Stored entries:

-------------------------

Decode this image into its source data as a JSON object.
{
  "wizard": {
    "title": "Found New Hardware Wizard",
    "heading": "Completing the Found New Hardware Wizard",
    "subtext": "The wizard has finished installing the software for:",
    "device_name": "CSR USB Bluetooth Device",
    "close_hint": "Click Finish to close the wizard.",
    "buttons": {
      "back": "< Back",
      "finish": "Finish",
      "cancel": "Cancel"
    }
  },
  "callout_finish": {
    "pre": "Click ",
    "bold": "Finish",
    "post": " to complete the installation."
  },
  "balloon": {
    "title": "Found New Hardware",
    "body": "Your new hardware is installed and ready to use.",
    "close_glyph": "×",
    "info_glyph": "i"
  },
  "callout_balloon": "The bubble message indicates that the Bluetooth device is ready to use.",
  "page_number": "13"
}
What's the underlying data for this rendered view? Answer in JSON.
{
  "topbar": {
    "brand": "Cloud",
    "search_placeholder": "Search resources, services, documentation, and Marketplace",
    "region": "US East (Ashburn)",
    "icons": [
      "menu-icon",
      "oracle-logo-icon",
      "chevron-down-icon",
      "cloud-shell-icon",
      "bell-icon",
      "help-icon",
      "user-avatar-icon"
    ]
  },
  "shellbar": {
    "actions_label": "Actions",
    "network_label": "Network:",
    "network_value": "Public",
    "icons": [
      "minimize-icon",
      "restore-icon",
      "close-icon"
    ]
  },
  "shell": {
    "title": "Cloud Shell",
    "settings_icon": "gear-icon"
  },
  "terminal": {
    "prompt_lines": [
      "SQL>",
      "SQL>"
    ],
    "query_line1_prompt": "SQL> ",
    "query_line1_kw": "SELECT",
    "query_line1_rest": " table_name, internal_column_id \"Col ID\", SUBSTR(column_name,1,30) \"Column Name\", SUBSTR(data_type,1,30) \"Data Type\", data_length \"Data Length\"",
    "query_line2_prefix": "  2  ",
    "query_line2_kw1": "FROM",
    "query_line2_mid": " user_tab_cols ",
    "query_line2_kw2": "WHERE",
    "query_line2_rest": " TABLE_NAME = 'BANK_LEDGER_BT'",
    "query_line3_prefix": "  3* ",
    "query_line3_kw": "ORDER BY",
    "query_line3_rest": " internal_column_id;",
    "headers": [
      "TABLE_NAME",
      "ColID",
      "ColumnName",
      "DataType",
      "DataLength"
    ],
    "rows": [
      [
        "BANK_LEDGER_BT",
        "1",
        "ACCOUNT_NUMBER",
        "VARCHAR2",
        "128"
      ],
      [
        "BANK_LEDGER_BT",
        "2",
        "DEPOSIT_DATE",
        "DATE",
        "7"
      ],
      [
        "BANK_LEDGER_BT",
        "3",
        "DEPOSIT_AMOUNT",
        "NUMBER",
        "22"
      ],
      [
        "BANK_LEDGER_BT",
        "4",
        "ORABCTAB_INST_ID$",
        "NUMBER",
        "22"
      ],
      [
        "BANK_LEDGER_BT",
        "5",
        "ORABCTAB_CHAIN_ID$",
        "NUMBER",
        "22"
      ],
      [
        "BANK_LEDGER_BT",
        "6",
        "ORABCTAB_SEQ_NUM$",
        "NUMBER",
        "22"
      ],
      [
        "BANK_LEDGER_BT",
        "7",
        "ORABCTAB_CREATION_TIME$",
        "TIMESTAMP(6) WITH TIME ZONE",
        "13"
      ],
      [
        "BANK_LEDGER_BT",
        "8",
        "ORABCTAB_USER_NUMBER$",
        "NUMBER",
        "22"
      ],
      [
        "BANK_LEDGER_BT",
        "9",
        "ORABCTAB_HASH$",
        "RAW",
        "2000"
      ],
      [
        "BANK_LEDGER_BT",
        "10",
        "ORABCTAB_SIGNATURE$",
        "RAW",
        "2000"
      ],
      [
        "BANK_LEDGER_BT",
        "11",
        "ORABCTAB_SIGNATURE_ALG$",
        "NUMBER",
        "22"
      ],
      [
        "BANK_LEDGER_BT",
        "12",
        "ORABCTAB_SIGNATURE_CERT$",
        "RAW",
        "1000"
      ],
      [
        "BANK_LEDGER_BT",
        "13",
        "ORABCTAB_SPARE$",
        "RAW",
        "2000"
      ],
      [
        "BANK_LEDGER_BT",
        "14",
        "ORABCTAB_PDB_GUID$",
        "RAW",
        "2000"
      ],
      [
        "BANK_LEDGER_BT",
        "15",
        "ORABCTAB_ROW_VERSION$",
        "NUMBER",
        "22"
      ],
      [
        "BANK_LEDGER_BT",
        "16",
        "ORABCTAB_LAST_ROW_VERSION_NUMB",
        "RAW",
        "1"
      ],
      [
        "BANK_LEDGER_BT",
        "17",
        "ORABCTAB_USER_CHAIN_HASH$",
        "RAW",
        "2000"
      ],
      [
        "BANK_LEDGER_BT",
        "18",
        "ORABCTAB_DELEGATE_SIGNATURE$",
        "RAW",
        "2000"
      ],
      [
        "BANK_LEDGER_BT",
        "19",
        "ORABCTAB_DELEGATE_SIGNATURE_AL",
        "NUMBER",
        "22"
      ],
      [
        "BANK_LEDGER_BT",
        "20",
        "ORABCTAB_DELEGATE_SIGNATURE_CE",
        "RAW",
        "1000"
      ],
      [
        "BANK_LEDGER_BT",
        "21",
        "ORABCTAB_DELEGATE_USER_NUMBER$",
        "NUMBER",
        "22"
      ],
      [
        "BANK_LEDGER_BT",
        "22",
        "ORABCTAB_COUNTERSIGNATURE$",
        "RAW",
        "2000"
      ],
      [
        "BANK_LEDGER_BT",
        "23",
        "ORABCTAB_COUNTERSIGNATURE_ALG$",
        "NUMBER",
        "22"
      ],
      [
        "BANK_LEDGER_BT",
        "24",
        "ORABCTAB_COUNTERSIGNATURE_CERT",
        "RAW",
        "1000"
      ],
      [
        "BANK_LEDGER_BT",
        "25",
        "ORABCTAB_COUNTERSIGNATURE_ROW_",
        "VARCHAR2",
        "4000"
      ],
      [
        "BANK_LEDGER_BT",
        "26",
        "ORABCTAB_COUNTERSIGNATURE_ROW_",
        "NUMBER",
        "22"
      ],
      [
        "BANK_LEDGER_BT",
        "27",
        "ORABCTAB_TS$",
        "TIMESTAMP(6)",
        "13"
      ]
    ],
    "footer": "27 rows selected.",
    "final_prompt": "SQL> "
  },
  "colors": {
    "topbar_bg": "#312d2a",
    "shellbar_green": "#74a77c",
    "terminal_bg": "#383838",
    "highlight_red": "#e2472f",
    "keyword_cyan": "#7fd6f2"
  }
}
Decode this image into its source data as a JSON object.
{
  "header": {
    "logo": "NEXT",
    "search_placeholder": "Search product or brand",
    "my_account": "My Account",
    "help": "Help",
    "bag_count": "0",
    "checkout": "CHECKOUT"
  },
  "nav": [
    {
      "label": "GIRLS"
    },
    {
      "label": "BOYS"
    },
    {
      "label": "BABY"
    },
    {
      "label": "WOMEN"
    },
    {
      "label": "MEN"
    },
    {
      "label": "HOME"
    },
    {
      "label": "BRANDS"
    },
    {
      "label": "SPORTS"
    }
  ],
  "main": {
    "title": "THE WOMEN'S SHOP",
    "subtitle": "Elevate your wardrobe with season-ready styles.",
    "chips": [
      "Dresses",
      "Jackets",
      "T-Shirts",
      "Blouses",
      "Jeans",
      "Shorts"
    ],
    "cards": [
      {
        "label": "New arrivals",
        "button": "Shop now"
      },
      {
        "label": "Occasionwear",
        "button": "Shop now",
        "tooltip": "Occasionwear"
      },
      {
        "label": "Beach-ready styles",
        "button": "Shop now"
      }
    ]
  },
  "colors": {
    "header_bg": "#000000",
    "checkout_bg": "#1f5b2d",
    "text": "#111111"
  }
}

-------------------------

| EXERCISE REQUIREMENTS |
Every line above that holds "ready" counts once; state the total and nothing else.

| ANSWER BOX |
4